Congratulations to Creative Writing Assistant Professor Steven Galloway. His novel The Confabulist, was shortlisted for the 2014 Rogers Writers’ Trust Fiction Prize.
Congratulations to Creative Writing Assistant Professor Annabel Lyon. Lyon’s The Sweet Girl was longlisted for the 2012 Scotiabank Giller Prize.
Congratulations to Associate Professor Rhea Tregebov! Rhea’s novel, The Knife Sharpener’s Bell was long-listed for Manitoba Reads, a competition in the spirit of Canada Reads.
Congratulations Andreas Schroeder, recipient of the Graeme Gibson Award
Author Andreas Schroeder was presented with the Graeme Gibson Award by The Writers’ Union of Canada at its Annual General Meeting on May 26, 2012. Established by the Union in 1991 for “varied and remarkable contributions to improve the circumstances of writers in Canada,” the award was first given to Graeme Gibson. In 1992 it was given to Pierre Berton and in 2011 to Heather Robertson. Andreas Schroeder is its fourth recipient.
Andreas Schroeder was the Chair of The Writers’ Union in 1976/77 and was instrumental in creating Canada’s Public Lending Right (PLR), which came into existence in 1986. The Public Lending Right provides for a modest but critical annual payment to Canadian book authors whose works are available in Canadian libraries for lending. As early as 1972 Marian Engel began lobbying for a Public Lending Right in Canada. When she became ill, Andreas took over the Union’s crusade in 1975, and it took 11 more years of effort before the Public Lending Right Commission came into being. He then became its Founding Chair (1985-1988) and continued to serve on its Board from 1988 to 2008. By PLR’s 25th anniversary in 2011, it was mailing cheques totalling $9.9 million to 17,487 Canadian authors.

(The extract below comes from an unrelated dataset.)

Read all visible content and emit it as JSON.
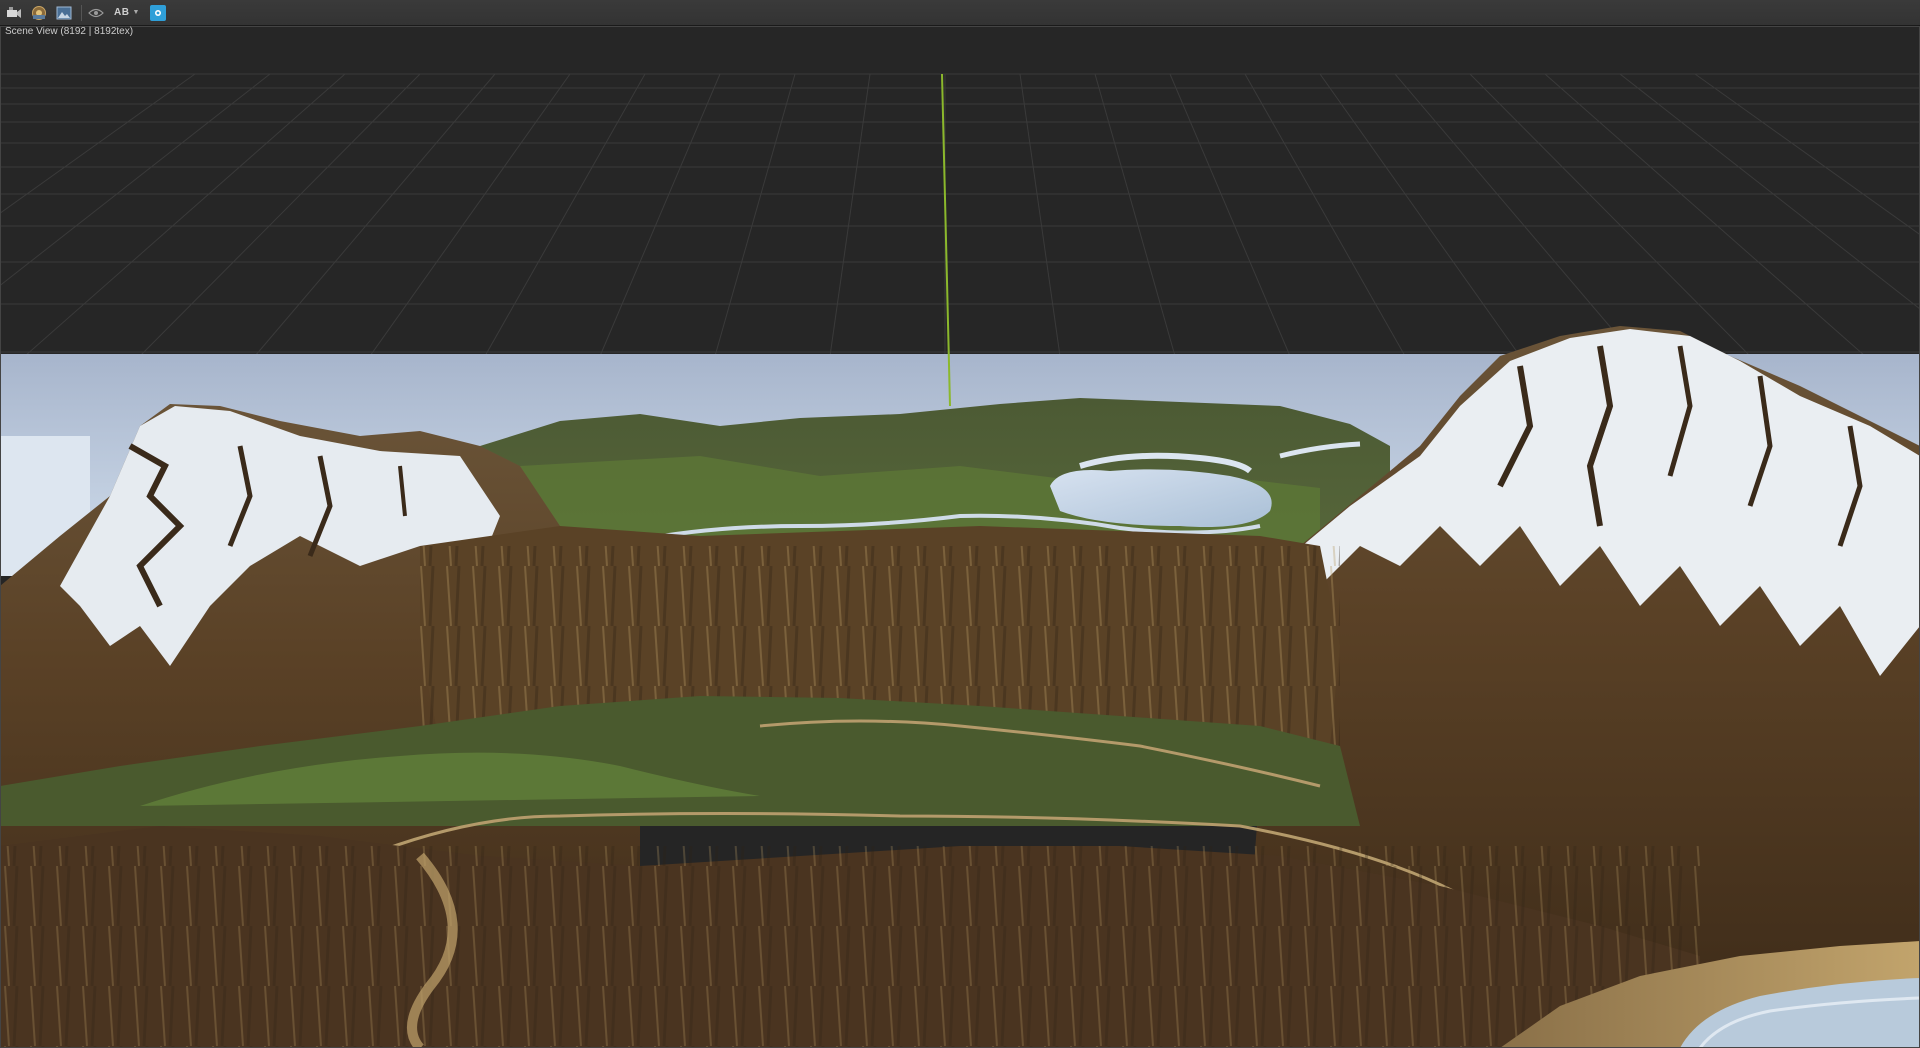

Every Canadian writer has Andreas to thank, Andreas and all those who worked so hard over the years for PLR,” said Greg Hollingshead, Writers’ Union Chair. “It’s been a wonderful legacy for a quarter century of Canadian writing.”
Andreas Schroeder is the author of 23 books of fiction, nonfiction, and poetry including Renovating Heaven, Shaking It Rough, Dustship Glory, and File of Uncertainties. His books have been finalists for the Governor General’s Literary Award, the Sealbooks First Novel Award, the Arthur Ellis Award for Non-Fiction, and the BC Book Prize Ethel Wilson Fiction Award. He has won the Ontario Library Association Red Maple Award twice for young-adult nonfiction. His work as a journalist has earned him a National Magazine Award, a Stephen Leacock Award, and a Canadian Association of Journalists’ Best Investigative Journalism Award. He has long been a mentor to young writers and currently holds the Rogers Communications Chair in Creative Nonfiction at the University of British Columbia. Andreas Schroeder lives in Roberts Creek, on British Columbia’s Sunshine Coast.
Creative Writing faculty member, Andreas Schroeder is the godfather of BC’s non-fiction boom.
Congratulations to Creative Writing Faculty Andreas Schroeder, on his recently re-released docu-novel DUST-SHIP GLORY (Univ. of Athabasca Press) and his two new works of juvenile creative nonfiction, DUPED: True Stories of the World’s Best Swindlers, and ROBBERS: True Stories of the World’s Most Notorious Thieves (both from Annick Press). Schroeder also has an essay entitled The Joy Of The Ancient Marriers in a recently published collection of personal essays entitled SLICE ME SOME TRUTH, published by Wolsak & Wynn.
The Writers Trust has just announced the finalists for the Hilary Weston Writers Trust prize for Nonfiction, and our very own alumna and Opt Res faculty member Charlotte Gill is one of the five finalists up for the richest nonfiction award in Canada. Charlotte’s book Eating Dirt: Deep Forests, Big Timber, and Life with the Tree-Planting Tribe was recently published by Greystone Books/David Suzuki Foundation.
Each of the five finalists will receive $5,000, with the eventual prizewinner receiving a total of $60,000. The prize will be awarded in Toronto at Koerner Hall at the Telus Centre for Performance and Learning during an event and after-party on October 25.
Adjunct Professor Maggie de Vries’ Hunger Journeys wins the Sheila A. Egoff Children’s Literature Prize!